Every record must be retyped exactly as it reads.

(Extracted data entries)
================================
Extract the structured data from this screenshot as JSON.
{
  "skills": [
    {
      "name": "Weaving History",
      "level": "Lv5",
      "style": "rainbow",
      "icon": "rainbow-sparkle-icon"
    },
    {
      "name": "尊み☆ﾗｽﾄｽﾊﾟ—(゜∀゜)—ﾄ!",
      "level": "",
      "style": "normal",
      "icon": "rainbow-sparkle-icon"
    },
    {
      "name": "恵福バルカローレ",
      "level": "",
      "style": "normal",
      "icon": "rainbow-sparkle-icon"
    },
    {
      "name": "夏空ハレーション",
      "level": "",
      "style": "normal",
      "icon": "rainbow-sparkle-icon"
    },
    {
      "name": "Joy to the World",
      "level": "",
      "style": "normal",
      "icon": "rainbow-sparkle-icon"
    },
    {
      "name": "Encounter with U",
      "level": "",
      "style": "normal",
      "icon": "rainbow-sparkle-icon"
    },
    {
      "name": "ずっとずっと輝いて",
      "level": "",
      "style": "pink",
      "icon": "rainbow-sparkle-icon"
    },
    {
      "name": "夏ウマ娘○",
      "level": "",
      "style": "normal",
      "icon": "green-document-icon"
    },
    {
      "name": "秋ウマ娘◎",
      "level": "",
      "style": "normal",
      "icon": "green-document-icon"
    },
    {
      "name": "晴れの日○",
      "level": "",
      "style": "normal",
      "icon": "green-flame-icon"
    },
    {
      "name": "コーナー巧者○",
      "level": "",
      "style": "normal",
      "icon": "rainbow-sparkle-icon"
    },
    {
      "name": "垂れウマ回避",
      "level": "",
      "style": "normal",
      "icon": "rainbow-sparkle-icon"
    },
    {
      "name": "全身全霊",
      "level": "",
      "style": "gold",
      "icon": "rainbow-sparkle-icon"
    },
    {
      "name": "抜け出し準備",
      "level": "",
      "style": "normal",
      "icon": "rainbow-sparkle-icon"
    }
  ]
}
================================
> _PROBLEM SOLUTION_:
Extract the structured data from this screenshot as JSON.
{
  "skills": [
    {
      "name": "Weaving History",
      "level": "Lv5",
      "style": "rainbow",
      "icon": "rainbow-sparkle-icon"
    },
    {
      "name": "尊み☆ﾗｽﾄｽﾊﾟ—(゜∀゜)—ﾄ!",
      "level": "",
      "style": "normal",
      "icon": "rainbow-sparkle-icon"
    },
    {
      "name": "恵福バルカローレ",
      "level": "",
      "style": "normal",
      "icon": "rainbow-sparkle-icon"
    },
    {
      "name": "夏空ハレーション",
      "level": "",
      "style": "normal",
      "icon": "rainbow-sparkle-icon"
    },
    {
      "name": "Joy to the World",
      "level": "",
      "style": "normal",
      "icon": "rainbow-sparkle-icon"
    },
    {
      "name": "Encounter with U",
      "level": "",
      "style": "normal",
      "icon": "rainbow-sparkle-icon"
    },
    {
      "name": "ずっとずっと輝いて",
      "level": "",
      "style": "pink",
      "icon": "rainbow-sparkle-icon"
    },
    {
      "name": "夏ウマ娘○",
      "level": "",
      "style": "normal",
      "icon": "green-document-icon"
    },
    {
      "name": "秋ウマ娘◎",
      "level": "",
      "style": "normal",
      "icon": "green-document-icon"
    },
    {
      "name": "晴れの日○",
      "level": "",
      "style": "normal",
      "icon": "green-flame-icon"
    },
    {
      "name": "コーナー巧者○",
      "level": "",
      "style": "normal",
      "icon": "rainbow-sparkle-icon"
    },
    {
      "name": "垂れウマ回避",
      "level": "",
      "style": "normal",
      "icon": "rainbow-sparkle-icon"
    },
    {
      "name": "全身全霊",
      "level": "",
      "style": "gold",
      "icon": "rainbow-sparkle-icon"
    },
    {
      "name": "抜け出し準備",
      "level": "",
      "style": "normal",
      "icon": "rainbow-sparkle-icon"
    }
  ]
}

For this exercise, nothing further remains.